*RECORDS FOR THIS EXERCISE:*

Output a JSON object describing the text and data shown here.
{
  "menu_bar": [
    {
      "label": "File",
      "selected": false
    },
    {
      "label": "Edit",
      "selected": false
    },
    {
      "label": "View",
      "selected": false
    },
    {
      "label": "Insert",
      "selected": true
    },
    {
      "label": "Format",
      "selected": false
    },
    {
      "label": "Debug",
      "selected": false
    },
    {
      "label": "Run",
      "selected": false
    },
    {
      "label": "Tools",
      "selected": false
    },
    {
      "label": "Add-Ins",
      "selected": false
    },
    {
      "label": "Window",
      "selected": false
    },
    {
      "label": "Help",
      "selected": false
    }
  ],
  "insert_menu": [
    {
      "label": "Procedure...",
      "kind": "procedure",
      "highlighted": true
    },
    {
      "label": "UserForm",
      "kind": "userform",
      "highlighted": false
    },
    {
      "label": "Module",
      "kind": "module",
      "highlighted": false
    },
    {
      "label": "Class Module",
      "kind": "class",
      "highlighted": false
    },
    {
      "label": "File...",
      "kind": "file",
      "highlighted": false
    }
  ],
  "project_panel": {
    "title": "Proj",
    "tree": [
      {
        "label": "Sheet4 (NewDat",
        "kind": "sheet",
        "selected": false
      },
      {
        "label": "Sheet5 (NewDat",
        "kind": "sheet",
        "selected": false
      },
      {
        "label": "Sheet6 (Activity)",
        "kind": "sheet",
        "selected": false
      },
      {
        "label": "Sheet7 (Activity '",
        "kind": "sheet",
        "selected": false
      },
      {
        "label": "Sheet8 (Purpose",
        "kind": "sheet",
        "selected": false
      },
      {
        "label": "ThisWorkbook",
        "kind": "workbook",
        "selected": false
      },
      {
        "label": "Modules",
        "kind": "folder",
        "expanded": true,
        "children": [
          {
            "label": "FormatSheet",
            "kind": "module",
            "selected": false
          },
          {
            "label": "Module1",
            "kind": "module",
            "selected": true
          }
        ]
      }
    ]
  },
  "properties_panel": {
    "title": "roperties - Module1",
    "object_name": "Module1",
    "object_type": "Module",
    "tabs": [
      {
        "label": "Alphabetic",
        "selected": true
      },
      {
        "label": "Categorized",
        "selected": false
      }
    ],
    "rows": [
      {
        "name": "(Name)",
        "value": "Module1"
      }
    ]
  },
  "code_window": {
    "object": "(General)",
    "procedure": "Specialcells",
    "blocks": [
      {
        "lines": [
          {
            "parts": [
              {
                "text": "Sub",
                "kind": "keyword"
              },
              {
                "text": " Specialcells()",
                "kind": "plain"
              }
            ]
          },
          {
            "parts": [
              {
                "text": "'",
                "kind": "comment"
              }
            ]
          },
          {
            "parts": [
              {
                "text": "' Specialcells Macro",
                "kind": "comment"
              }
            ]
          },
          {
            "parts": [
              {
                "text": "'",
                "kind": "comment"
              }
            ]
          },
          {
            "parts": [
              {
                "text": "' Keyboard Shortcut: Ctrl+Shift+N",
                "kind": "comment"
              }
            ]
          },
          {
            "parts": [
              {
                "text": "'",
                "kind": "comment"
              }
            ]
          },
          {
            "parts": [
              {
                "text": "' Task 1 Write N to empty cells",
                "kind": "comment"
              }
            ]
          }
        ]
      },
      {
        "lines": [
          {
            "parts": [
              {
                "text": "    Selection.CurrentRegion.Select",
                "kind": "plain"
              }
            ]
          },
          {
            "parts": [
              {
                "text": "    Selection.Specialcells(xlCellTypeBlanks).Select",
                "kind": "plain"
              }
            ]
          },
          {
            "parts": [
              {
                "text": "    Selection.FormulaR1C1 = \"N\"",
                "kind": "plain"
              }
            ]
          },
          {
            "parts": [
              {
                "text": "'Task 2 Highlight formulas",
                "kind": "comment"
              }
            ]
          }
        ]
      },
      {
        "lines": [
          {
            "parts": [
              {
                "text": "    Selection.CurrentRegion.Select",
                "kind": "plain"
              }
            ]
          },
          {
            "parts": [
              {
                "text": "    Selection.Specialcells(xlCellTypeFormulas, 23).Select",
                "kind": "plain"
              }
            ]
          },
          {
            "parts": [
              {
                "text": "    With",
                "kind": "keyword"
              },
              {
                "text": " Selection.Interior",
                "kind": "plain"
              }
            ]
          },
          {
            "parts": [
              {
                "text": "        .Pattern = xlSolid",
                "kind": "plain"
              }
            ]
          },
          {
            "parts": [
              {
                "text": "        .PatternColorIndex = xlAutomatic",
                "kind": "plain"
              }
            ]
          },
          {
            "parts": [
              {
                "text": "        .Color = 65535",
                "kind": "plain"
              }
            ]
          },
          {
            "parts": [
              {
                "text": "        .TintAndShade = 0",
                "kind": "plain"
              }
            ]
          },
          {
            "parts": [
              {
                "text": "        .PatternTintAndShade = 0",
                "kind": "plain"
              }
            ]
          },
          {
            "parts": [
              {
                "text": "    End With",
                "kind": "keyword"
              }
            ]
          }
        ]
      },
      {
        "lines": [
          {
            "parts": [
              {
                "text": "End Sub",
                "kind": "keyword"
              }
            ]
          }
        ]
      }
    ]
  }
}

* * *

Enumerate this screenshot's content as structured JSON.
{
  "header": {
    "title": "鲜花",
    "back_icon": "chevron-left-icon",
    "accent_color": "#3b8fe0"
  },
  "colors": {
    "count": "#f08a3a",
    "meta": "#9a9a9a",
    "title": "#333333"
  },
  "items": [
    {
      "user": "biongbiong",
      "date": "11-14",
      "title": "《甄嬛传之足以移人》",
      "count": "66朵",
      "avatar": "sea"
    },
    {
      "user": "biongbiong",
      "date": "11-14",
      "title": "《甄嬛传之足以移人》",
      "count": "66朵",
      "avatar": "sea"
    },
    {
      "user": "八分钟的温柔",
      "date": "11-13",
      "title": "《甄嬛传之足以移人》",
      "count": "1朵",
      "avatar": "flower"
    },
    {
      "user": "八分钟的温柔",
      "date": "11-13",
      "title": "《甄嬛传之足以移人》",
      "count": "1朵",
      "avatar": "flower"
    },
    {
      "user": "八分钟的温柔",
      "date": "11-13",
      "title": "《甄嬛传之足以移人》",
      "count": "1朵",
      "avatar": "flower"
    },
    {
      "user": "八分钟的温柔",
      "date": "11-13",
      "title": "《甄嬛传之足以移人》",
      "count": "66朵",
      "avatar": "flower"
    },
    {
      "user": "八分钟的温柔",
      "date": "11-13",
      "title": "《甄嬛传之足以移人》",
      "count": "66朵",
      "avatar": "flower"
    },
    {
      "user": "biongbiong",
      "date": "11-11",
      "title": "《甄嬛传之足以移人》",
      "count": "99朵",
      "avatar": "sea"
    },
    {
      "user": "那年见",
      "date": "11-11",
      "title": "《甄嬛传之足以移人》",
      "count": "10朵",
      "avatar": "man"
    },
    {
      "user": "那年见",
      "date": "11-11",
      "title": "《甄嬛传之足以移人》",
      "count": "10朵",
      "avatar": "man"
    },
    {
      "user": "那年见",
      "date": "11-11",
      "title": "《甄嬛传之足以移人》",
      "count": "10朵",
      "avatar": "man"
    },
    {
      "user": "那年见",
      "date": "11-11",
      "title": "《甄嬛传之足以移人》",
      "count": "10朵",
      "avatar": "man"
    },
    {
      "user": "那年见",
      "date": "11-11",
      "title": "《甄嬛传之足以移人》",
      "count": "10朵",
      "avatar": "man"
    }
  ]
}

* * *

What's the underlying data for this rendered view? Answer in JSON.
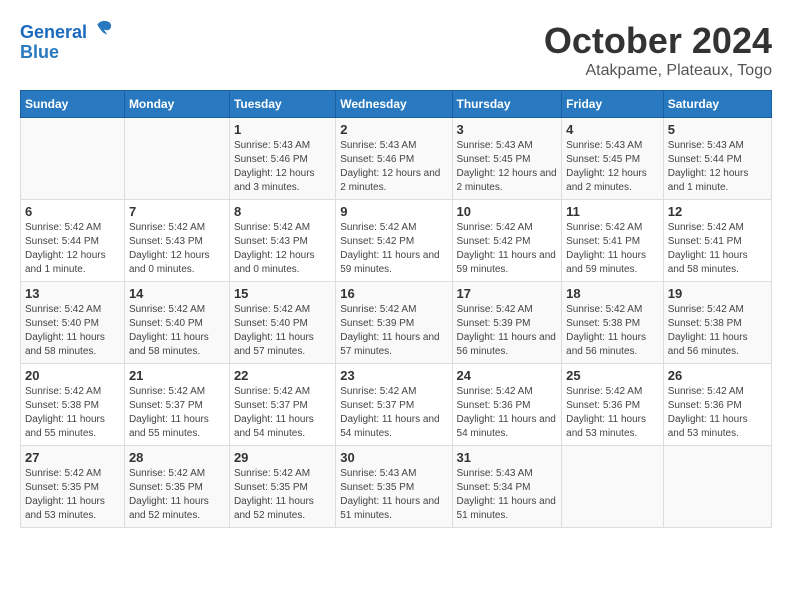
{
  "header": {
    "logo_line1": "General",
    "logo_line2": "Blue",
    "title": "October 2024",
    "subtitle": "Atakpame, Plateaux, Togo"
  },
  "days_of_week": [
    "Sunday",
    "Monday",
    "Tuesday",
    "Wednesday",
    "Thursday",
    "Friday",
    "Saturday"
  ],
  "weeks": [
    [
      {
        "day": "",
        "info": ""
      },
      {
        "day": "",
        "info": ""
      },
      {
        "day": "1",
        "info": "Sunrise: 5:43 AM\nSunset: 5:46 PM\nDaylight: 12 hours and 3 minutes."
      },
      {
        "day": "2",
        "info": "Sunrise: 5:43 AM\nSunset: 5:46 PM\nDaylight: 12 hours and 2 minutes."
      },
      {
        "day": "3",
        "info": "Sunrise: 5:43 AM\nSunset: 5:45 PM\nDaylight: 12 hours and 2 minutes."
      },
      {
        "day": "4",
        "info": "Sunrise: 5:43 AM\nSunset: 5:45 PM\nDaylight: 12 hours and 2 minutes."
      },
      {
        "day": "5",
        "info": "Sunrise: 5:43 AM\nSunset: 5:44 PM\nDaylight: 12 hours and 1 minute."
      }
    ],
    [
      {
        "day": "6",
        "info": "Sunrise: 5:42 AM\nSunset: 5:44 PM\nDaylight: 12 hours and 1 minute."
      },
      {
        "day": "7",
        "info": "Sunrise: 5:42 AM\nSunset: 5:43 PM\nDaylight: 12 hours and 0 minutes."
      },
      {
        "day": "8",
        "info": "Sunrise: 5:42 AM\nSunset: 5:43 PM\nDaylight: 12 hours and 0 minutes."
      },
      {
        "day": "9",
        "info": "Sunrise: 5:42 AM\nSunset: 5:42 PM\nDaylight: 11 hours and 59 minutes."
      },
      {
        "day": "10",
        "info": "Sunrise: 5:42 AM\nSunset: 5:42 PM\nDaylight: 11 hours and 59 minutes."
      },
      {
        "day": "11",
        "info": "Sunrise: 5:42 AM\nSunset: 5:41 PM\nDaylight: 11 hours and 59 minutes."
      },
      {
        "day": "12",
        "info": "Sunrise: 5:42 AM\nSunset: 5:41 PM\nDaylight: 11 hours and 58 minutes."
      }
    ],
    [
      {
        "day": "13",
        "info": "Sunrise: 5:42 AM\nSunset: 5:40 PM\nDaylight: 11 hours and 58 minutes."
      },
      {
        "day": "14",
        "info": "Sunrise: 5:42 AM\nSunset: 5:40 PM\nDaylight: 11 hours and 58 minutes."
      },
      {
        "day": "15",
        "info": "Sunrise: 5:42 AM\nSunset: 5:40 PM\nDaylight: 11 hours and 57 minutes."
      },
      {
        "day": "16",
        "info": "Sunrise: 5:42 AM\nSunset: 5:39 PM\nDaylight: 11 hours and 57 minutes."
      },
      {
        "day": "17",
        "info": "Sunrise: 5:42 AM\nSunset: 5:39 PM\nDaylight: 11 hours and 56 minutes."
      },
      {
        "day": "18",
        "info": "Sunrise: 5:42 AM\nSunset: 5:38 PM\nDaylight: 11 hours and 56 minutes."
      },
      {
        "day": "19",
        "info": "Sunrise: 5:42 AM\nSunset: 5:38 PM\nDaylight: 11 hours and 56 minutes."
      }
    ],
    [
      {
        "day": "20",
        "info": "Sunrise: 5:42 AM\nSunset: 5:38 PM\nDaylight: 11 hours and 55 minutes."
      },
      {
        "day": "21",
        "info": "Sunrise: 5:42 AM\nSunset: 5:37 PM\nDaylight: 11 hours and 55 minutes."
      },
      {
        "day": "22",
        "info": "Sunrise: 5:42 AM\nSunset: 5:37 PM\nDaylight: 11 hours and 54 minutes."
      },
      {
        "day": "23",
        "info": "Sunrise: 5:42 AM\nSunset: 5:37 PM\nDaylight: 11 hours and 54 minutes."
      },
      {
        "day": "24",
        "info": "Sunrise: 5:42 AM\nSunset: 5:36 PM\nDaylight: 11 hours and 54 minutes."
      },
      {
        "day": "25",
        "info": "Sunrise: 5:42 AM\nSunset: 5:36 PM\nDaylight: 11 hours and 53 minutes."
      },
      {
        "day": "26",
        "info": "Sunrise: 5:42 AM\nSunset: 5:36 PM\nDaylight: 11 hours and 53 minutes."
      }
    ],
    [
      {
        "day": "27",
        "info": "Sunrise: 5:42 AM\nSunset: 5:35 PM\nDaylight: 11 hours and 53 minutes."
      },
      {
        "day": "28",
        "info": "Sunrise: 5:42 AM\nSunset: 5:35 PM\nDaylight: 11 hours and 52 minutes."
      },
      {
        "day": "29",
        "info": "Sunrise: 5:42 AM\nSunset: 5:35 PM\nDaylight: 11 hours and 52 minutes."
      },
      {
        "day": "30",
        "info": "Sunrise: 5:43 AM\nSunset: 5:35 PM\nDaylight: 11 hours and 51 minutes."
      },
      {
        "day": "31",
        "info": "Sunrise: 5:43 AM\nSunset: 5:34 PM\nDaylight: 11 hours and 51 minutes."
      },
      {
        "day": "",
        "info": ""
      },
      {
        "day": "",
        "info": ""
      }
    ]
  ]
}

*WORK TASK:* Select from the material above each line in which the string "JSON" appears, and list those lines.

*PROBLEM SOLUTION:*
Output a JSON object describing the text and data shown here.
Enumerate this screenshot's content as structured JSON.
What's the underlying data for this rendered view? Answer in JSON.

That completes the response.